EXERCISE INSTRUCTIONS -
Return every line of the data below exactly, but do not include the images.

*** INPUT MATERIAL ***

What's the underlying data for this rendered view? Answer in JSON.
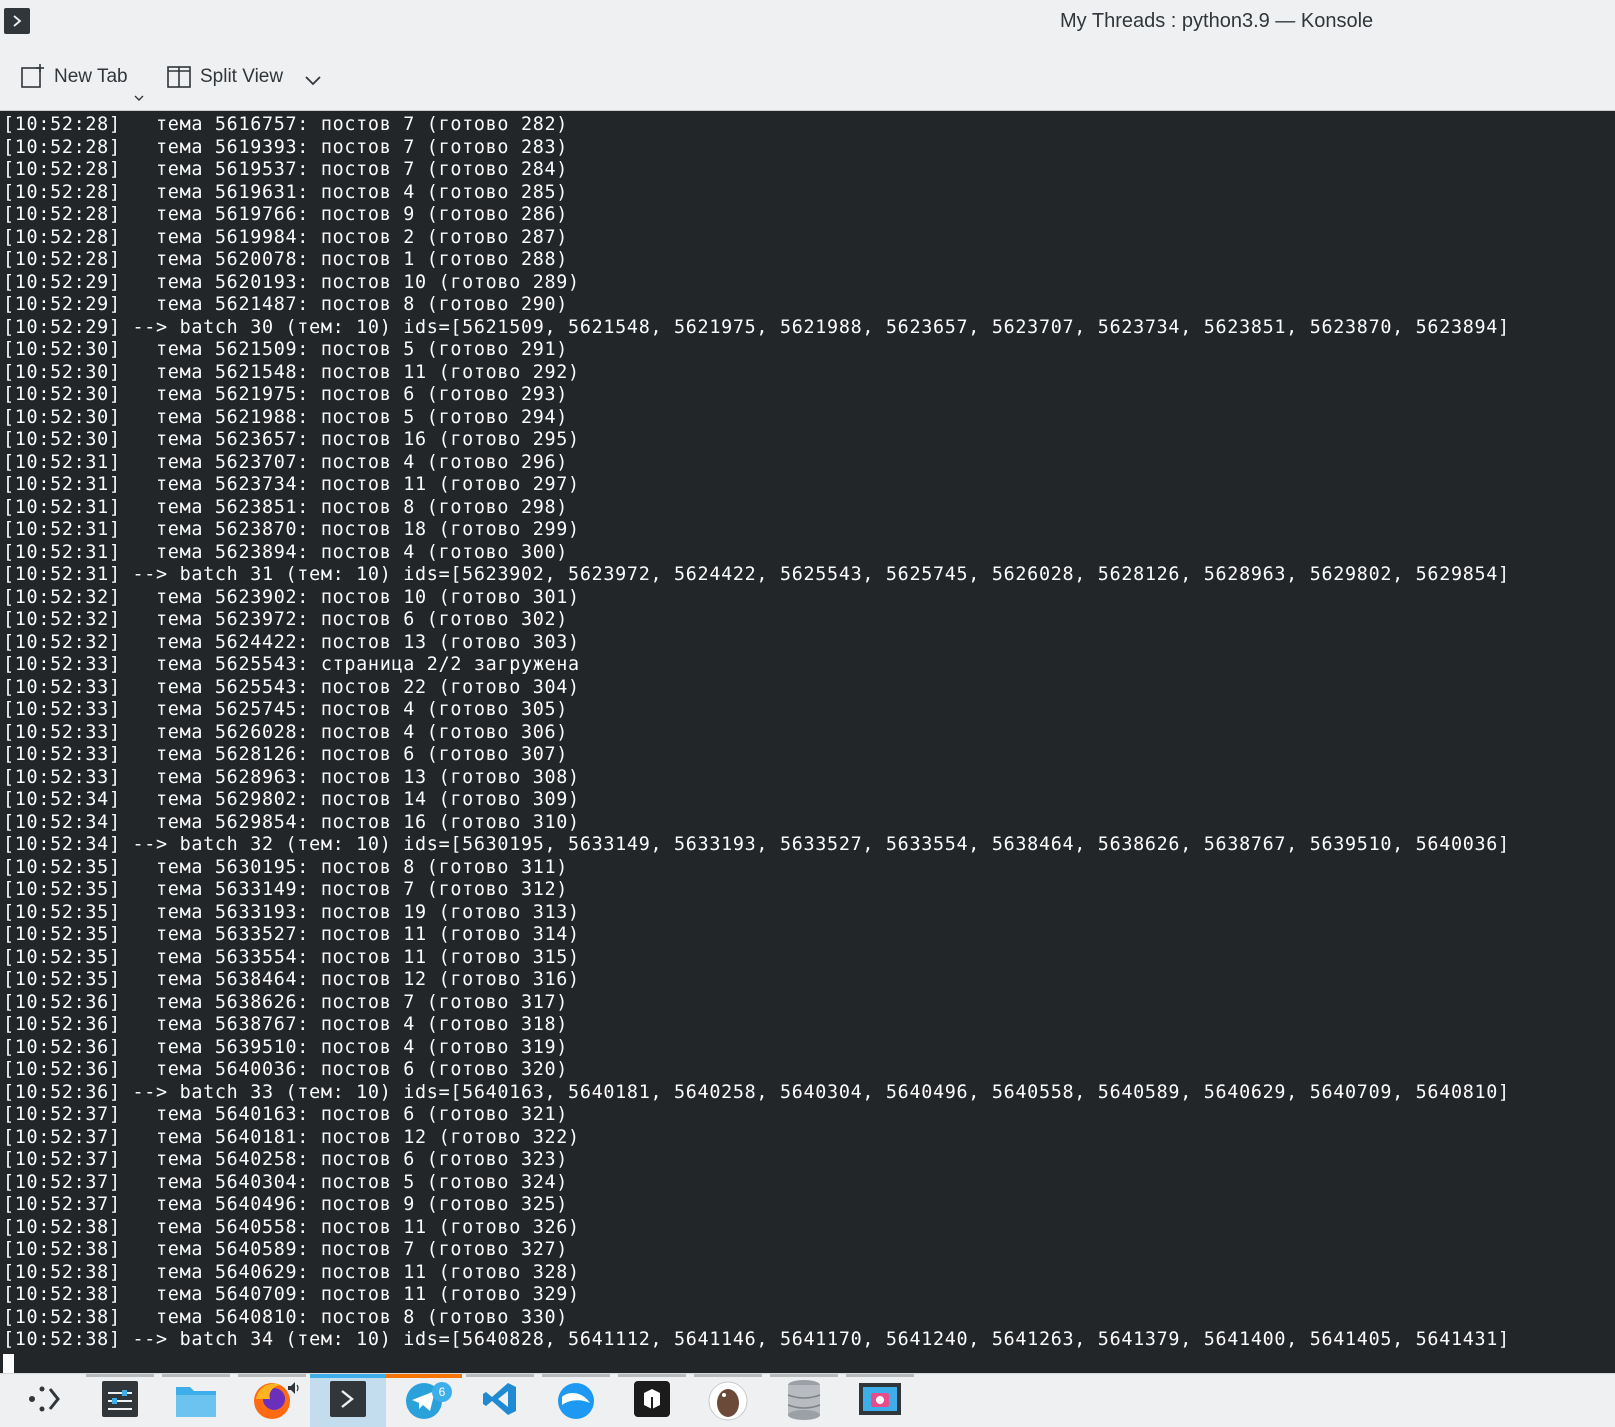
{
  "window": {
    "title": "My Threads : python3.9 — Konsole"
  },
  "toolbar": {
    "new_tab_label": "New Tab",
    "split_view_label": "Split View"
  },
  "terminal": {
    "lines": [
      "[10:52:28]   тема 5616757: постов 7 (готово 282)",
      "[10:52:28]   тема 5619393: постов 7 (готово 283)",
      "[10:52:28]   тема 5619537: постов 7 (готово 284)",
      "[10:52:28]   тема 5619631: постов 4 (готово 285)",
      "[10:52:28]   тема 5619766: постов 9 (готово 286)",
      "[10:52:28]   тема 5619984: постов 2 (готово 287)",
      "[10:52:28]   тема 5620078: постов 1 (готово 288)",
      "[10:52:29]   тема 5620193: постов 10 (готово 289)",
      "[10:52:29]   тема 5621487: постов 8 (готово 290)",
      "[10:52:29] --> batch 30 (тем: 10) ids=[5621509, 5621548, 5621975, 5621988, 5623657, 5623707, 5623734, 5623851, 5623870, 5623894]",
      "[10:52:30]   тема 5621509: постов 5 (готово 291)",
      "[10:52:30]   тема 5621548: постов 11 (готово 292)",
      "[10:52:30]   тема 5621975: постов 6 (готово 293)",
      "[10:52:30]   тема 5621988: постов 5 (готово 294)",
      "[10:52:30]   тема 5623657: постов 16 (готово 295)",
      "[10:52:31]   тема 5623707: постов 4 (готово 296)",
      "[10:52:31]   тема 5623734: постов 11 (готово 297)",
      "[10:52:31]   тема 5623851: постов 8 (готово 298)",
      "[10:52:31]   тема 5623870: постов 18 (готово 299)",
      "[10:52:31]   тема 5623894: постов 4 (готово 300)",
      "[10:52:31] --> batch 31 (тем: 10) ids=[5623902, 5623972, 5624422, 5625543, 5625745, 5626028, 5628126, 5628963, 5629802, 5629854]",
      "[10:52:32]   тема 5623902: постов 10 (готово 301)",
      "[10:52:32]   тема 5623972: постов 6 (готово 302)",
      "[10:52:32]   тема 5624422: постов 13 (готово 303)",
      "[10:52:33]   тема 5625543: страница 2/2 загружена",
      "[10:52:33]   тема 5625543: постов 22 (готово 304)",
      "[10:52:33]   тема 5625745: постов 4 (готово 305)",
      "[10:52:33]   тема 5626028: постов 4 (готово 306)",
      "[10:52:33]   тема 5628126: постов 6 (готово 307)",
      "[10:52:33]   тема 5628963: постов 13 (готово 308)",
      "[10:52:34]   тема 5629802: постов 14 (готово 309)",
      "[10:52:34]   тема 5629854: постов 16 (готово 310)",
      "[10:52:34] --> batch 32 (тем: 10) ids=[5630195, 5633149, 5633193, 5633527, 5633554, 5638464, 5638626, 5638767, 5639510, 5640036]",
      "[10:52:35]   тема 5630195: постов 8 (готово 311)",
      "[10:52:35]   тема 5633149: постов 7 (готово 312)",
      "[10:52:35]   тема 5633193: постов 19 (готово 313)",
      "[10:52:35]   тема 5633527: постов 11 (готово 314)",
      "[10:52:35]   тема 5633554: постов 11 (готово 315)",
      "[10:52:35]   тема 5638464: постов 12 (готово 316)",
      "[10:52:36]   тема 5638626: постов 7 (готово 317)",
      "[10:52:36]   тема 5638767: постов 4 (готово 318)",
      "[10:52:36]   тема 5639510: постов 4 (готово 319)",
      "[10:52:36]   тема 5640036: постов 6 (готово 320)",
      "[10:52:36] --> batch 33 (тем: 10) ids=[5640163, 5640181, 5640258, 5640304, 5640496, 5640558, 5640589, 5640629, 5640709, 5640810]",
      "[10:52:37]   тема 5640163: постов 6 (готово 321)",
      "[10:52:37]   тема 5640181: постов 12 (готово 322)",
      "[10:52:37]   тема 5640258: постов 6 (готово 323)",
      "[10:52:37]   тема 5640304: постов 5 (готово 324)",
      "[10:52:37]   тема 5640496: постов 9 (готово 325)",
      "[10:52:38]   тема 5640558: постов 11 (готово 326)",
      "[10:52:38]   тема 5640589: постов 7 (готово 327)",
      "[10:52:38]   тема 5640629: постов 11 (готово 328)",
      "[10:52:38]   тема 5640709: постов 11 (готово 329)",
      "[10:52:38]   тема 5640810: постов 8 (готово 330)",
      "[10:52:38] --> batch 34 (тем: 10) ids=[5640828, 5641112, 5641146, 5641170, 5641240, 5641263, 5641379, 5641400, 5641405, 5641431]"
    ]
  },
  "taskbar": {
    "items": [
      {
        "icon": "app-launcher-icon",
        "state": "normal"
      },
      {
        "icon": "system-settings-icon",
        "state": "open"
      },
      {
        "icon": "file-manager-icon",
        "state": "open"
      },
      {
        "icon": "firefox-icon",
        "state": "open"
      },
      {
        "icon": "konsole-icon",
        "state": "active"
      },
      {
        "icon": "telegram-icon",
        "state": "attention"
      },
      {
        "icon": "vscode-icon",
        "state": "open"
      },
      {
        "icon": "browser-globe-icon",
        "state": "open"
      },
      {
        "icon": "box-app-icon",
        "state": "open"
      },
      {
        "icon": "beaver-icon",
        "state": "open"
      },
      {
        "icon": "database-icon",
        "state": "open"
      },
      {
        "icon": "screenshot-icon",
        "state": "open"
      }
    ],
    "telegram_badge": "6"
  },
  "colors": {
    "terminal_bg": "#232629",
    "terminal_fg": "#fcfcfc",
    "chrome_bg": "#eff0f1",
    "accent": "#3daee9",
    "attention": "#f67400"
  }
}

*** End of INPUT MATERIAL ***

FINAL ANSWER -
What's the underlying data for this rendered view? Answer in JSON.
{
  "window": {
    "title": "My Threads : python3.9 — Konsole"
  },
  "toolbar": {
    "new_tab_label": "New Tab",
    "split_view_label": "Split View"
  },
  "terminal": {
    "lines": [
      "[10:52:28]   тема 5616757: постов 7 (готово 282)",
      "[10:52:28]   тема 5619393: постов 7 (готово 283)",
      "[10:52:28]   тема 5619537: постов 7 (готово 284)",
      "[10:52:28]   тема 5619631: постов 4 (готово 285)",
      "[10:52:28]   тема 5619766: постов 9 (готово 286)",
      "[10:52:28]   тема 5619984: постов 2 (готово 287)",
      "[10:52:28]   тема 5620078: постов 1 (готово 288)",
      "[10:52:29]   тема 5620193: постов 10 (готово 289)",
      "[10:52:29]   тема 5621487: постов 8 (готово 290)",
      "[10:52:29] --> batch 30 (тем: 10) ids=[5621509, 5621548, 5621975, 5621988, 5623657, 5623707, 5623734, 5623851, 5623870, 5623894]",
      "[10:52:30]   тема 5621509: постов 5 (готово 291)",
      "[10:52:30]   тема 5621548: постов 11 (готово 292)",
      "[10:52:30]   тема 5621975: постов 6 (готово 293)",
      "[10:52:30]   тема 5621988: постов 5 (готово 294)",
      "[10:52:30]   тема 5623657: постов 16 (готово 295)",
      "[10:52:31]   тема 5623707: постов 4 (готово 296)",
      "[10:52:31]   тема 5623734: постов 11 (готово 297)",
      "[10:52:31]   тема 5623851: постов 8 (готово 298)",
      "[10:52:31]   тема 5623870: постов 18 (готово 299)",
      "[10:52:31]   тема 5623894: постов 4 (готово 300)",
      "[10:52:31] --> batch 31 (тем: 10) ids=[5623902, 5623972, 5624422, 5625543, 5625745, 5626028, 5628126, 5628963, 5629802, 5629854]",
      "[10:52:32]   тема 5623902: постов 10 (готово 301)",
      "[10:52:32]   тема 5623972: постов 6 (готово 302)",
      "[10:52:32]   тема 5624422: постов 13 (готово 303)",
      "[10:52:33]   тема 5625543: страница 2/2 загружена",
      "[10:52:33]   тема 5625543: постов 22 (готово 304)",
      "[10:52:33]   тема 5625745: постов 4 (готово 305)",
      "[10:52:33]   тема 5626028: постов 4 (готово 306)",
      "[10:52:33]   тема 5628126: постов 6 (готово 307)",
      "[10:52:33]   тема 5628963: постов 13 (готово 308)",
      "[10:52:34]   тема 5629802: постов 14 (готово 309)",
      "[10:52:34]   тема 5629854: постов 16 (готово 310)",
      "[10:52:34] --> batch 32 (тем: 10) ids=[5630195, 5633149, 5633193, 5633527, 5633554, 5638464, 5638626, 5638767, 5639510, 5640036]",
      "[10:52:35]   тема 5630195: постов 8 (готово 311)",
      "[10:52:35]   тема 5633149: постов 7 (готово 312)",
      "[10:52:35]   тема 5633193: постов 19 (готово 313)",
      "[10:52:35]   тема 5633527: постов 11 (готово 314)",
      "[10:52:35]   тема 5633554: постов 11 (готово 315)",
      "[10:52:35]   тема 5638464: постов 12 (готово 316)",
      "[10:52:36]   тема 5638626: постов 7 (готово 317)",
      "[10:52:36]   тема 5638767: постов 4 (готово 318)",
      "[10:52:36]   тема 5639510: постов 4 (готово 319)",
      "[10:52:36]   тема 5640036: постов 6 (готово 320)",
      "[10:52:36] --> batch 33 (тем: 10) ids=[5640163, 5640181, 5640258, 5640304, 5640496, 5640558, 5640589, 5640629, 5640709, 5640810]",
      "[10:52:37]   тема 5640163: постов 6 (готово 321)",
      "[10:52:37]   тема 5640181: постов 12 (готово 322)",
      "[10:52:37]   тема 5640258: постов 6 (готово 323)",
      "[10:52:37]   тема 5640304: постов 5 (готово 324)",
      "[10:52:37]   тема 5640496: постов 9 (готово 325)",
      "[10:52:38]   тема 5640558: постов 11 (готово 326)",
      "[10:52:38]   тема 5640589: постов 7 (готово 327)",
      "[10:52:38]   тема 5640629: постов 11 (готово 328)",
      "[10:52:38]   тема 5640709: постов 11 (готово 329)",
      "[10:52:38]   тема 5640810: постов 8 (готово 330)",
      "[10:52:38] --> batch 34 (тем: 10) ids=[5640828, 5641112, 5641146, 5641170, 5641240, 5641263, 5641379, 5641400, 5641405, 5641431]"
    ]
  },
  "taskbar": {
    "items": [
      {
        "icon": "app-launcher-icon",
        "state": "normal"
      },
      {
        "icon": "system-settings-icon",
        "state": "open"
      },
      {
        "icon": "file-manager-icon",
        "state": "open"
      },
      {
        "icon": "firefox-icon",
        "state": "open"
      },
      {
        "icon": "konsole-icon",
        "state": "active"
      },
      {
        "icon": "telegram-icon",
        "state": "attention"
      },
      {
        "icon": "vscode-icon",
        "state": "open"
      },
      {
        "icon": "browser-globe-icon",
        "state": "open"
      },
      {
        "icon": "box-app-icon",
        "state": "open"
      },
      {
        "icon": "beaver-icon",
        "state": "open"
      },
      {
        "icon": "database-icon",
        "state": "open"
      },
      {
        "icon": "screenshot-icon",
        "state": "open"
      }
    ],
    "telegram_badge": "6"
  },
  "colors": {
    "terminal_bg": "#232629",
    "terminal_fg": "#fcfcfc",
    "chrome_bg": "#eff0f1",
    "accent": "#3daee9",
    "attention": "#f67400"
  }
}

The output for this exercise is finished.